- You may consult books, notes,
and homework during the tests or exam.
- Test questions will be based
on material discussed in class, and answers to daily problems.
- The optional final exam is cumulative,
covering material from the course, daily problems, and the class
- If you do very poorly on any
test question, you may redo the question to improve your score
for that question. Any question scored below 70% can be redone
to receive a 70% score, up to a total score of 70% for the test.
- Test 1: February 25, 2009
- Test 2: April 6, 2009
- Make-up test: 29 April 2009 for anyone who missed

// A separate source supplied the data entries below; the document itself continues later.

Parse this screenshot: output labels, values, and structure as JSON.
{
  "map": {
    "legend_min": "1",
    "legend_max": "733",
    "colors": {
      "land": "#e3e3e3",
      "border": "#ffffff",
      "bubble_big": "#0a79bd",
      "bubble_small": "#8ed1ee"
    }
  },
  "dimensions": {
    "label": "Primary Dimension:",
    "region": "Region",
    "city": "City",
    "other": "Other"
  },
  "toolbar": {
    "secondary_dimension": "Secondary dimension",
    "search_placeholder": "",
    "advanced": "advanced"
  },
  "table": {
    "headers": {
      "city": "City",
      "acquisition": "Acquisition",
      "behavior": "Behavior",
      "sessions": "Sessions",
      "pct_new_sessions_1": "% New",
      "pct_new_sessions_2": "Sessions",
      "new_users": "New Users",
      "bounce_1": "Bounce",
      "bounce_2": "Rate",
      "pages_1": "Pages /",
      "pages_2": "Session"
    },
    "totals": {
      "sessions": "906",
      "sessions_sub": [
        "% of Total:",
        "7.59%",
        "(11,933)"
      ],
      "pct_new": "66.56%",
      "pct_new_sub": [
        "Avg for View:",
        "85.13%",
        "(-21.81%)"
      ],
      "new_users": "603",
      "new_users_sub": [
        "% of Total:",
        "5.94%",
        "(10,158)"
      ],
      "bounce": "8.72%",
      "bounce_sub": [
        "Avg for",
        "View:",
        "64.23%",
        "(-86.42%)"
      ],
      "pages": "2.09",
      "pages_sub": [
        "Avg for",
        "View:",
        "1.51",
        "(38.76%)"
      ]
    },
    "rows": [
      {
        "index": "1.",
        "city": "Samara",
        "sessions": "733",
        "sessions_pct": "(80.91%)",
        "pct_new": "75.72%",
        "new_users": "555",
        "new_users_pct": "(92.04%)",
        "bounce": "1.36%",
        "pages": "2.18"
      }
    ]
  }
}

an earlier test.
- Optional final Examination: 12 May 2009: 8:00
AM to 10:00 AM
- Each Test is 25%
- Final exam is 25%
- Class project presentation and paper is 10%
- Class participation, especially the daily problem, is 15%.
- The tests, final exam, class participation, and class project will
be will be worth 25% + 25% + 25% + 15% + 10% = 100% of your grade if
you take the final, or 4/3 (25% + 25% + 15% + 10%) = 100% if you elect
to skip the final.
A = 90 - 100
B = 80 - 89
C = 70 - 79
D = 60 - 69
F = < 59
If necessary, test grades will be curved. Additional curving
of grades at the semester's end will be at the discretion of the professor.
Texas A&M does not discriminate on the basis of
an individual's disability and complies with Section 504 of the Rehabilitation
Act of 1973 and the Americans with Disabilities Act (ADA) in its admissions,
accessibility, treatment, and employment practices. If you believe
you have a disability requiring an accommodation, please contact the
Department of Student Life, Services for Students with Disabilities
in Room B118 of Cain Hall. The phone number is 845-1637.
20 January, 2009